The rates increase is now a fait accompli (“More light shed on IPART rates decision”, CCN 294), but what assurance do we have that these new imposts will achieve the results that we are promised?
It seems that IPART has been disquietingly casual in its decision to entrust Council with the responsibility for spending these extra funds wisely, particularly since, in making its decision, it has drawn particular attention to “shortfalls in Council’s consultation with the community”, has noted “uncertainty around the Council’s long term financial modelling”, has commented that “Council does not have a demonstrated track record of delivering cost savings or efficiencies” and has criticized Council’s “poor history of realizing cost savings, including failing to recognise synergies from amalgamation”.
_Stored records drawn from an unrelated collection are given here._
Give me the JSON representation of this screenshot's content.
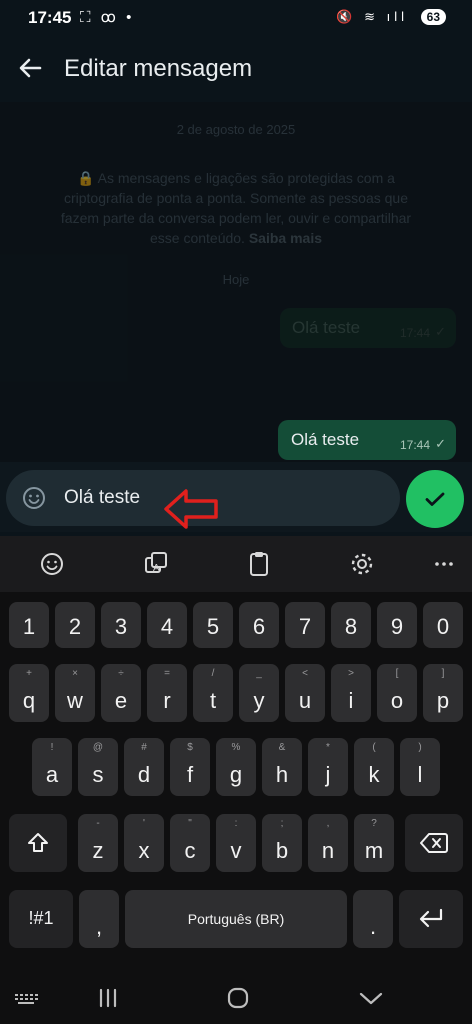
{
  "status_bar": {
    "time": "17:45",
    "left_icons": "⛶ ꝏ •",
    "right_icons": "🔇 ≋ ıll",
    "battery": "63"
  },
  "header": {
    "title": "Editar mensagem"
  },
  "chat": {
    "date_label": "2 de agosto de 2025",
    "encryption_text": "As mensagens e ligações são protegidas com a criptografia de ponta a ponta. Somente as pessoas que fazem parte da conversa podem ler, ouvir e compartilhar esse conteúdo.",
    "encryption_link": "Saiba mais",
    "today_label": "Hoje",
    "messages": [
      {
        "text": "Olá teste",
        "time": "17:44",
        "status": "✓"
      },
      {
        "text": "Olá teste",
        "time": "17:44",
        "status": "✓"
      }
    ]
  },
  "composer": {
    "value": "Olá teste"
  },
  "keyboard": {
    "toolbar": [
      "emoji",
      "translate",
      "clipboard",
      "settings",
      "more"
    ],
    "number_row": [
      "1",
      "2",
      "3",
      "4",
      "5",
      "6",
      "7",
      "8",
      "9",
      "0"
    ],
    "row1": [
      "q",
      "w",
      "e",
      "r",
      "t",
      "y",
      "u",
      "i",
      "o",
      "p"
    ],
    "row1_hints": [
      "+",
      "×",
      "÷",
      "=",
      "/",
      "_",
      "<",
      ">",
      "[",
      "]"
    ],
    "row2": [
      "a",
      "s",
      "d",
      "f",
      "g",
      "h",
      "j",
      "k",
      "l"
    ],
    "row2_hints": [
      "!",
      "@",
      "#",
      "$",
      "%",
      "&",
      "*",
      "(",
      ")"
    ],
    "row3": [
      "z",
      "x",
      "c",
      "v",
      "b",
      "n",
      "m"
    ],
    "row3_hints": [
      "-",
      "'",
      "\"",
      ":",
      ";",
      ",",
      "?"
    ],
    "symbols_label": "!#1",
    "comma": ",",
    "space_label": "Português (BR)",
    "period": "."
  },
  "colors": {
    "accent": "#21c063",
    "bubble_out": "#144d37",
    "annotation": "#e0201d"
  }
}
Despite these caveats which, one would have thought, might have justified a more cautious decision, IPART has approved the significantly increased burden on ratepayers, with the off-hand comment that the Office of Local Government will be responsible for oversight of proper use of the funds.
The Office of Local Government had oversight of the Council for the three years during which it plunged us into the financial morass (as did the NSW Audit Office and the Council auditors), so what faith can we put in the competence of this body?
Would it be an enormous surprise if, at the end of three years, we found ourselves in the same situation as we face now, with another application to IPART for more funds, because Council has not performed up to standard and met its obligations?
The squandering of funds on the unnecessary referendum, on a dubious Warnervale airport study and on a proposed new Gosford waterfront plan, amongst other fripperies, doesn’t inspire confidence that the Council has any sense of the priorities of the community.
When local libraries are being closed or curtailed, despite the fact that they have strong support from locals, to provide funds for activities that are of highly uncertain value, it doesn’t sound as though “shortfalls in Council’s consultation with the community” are going to be remedied any time soon.
Why does the Council have more staff now than the two councils together had before amalgamation; why is work being farmed out to contractors when there is supposedly qualified Council staff available; why is so much of our vital business being conducted in secret when we are the primary stakeholders in the decisions being made?
There are many questions to be pondered when our next rates bills come in.
Email, May 31
Bruce Hyland, Woy Woy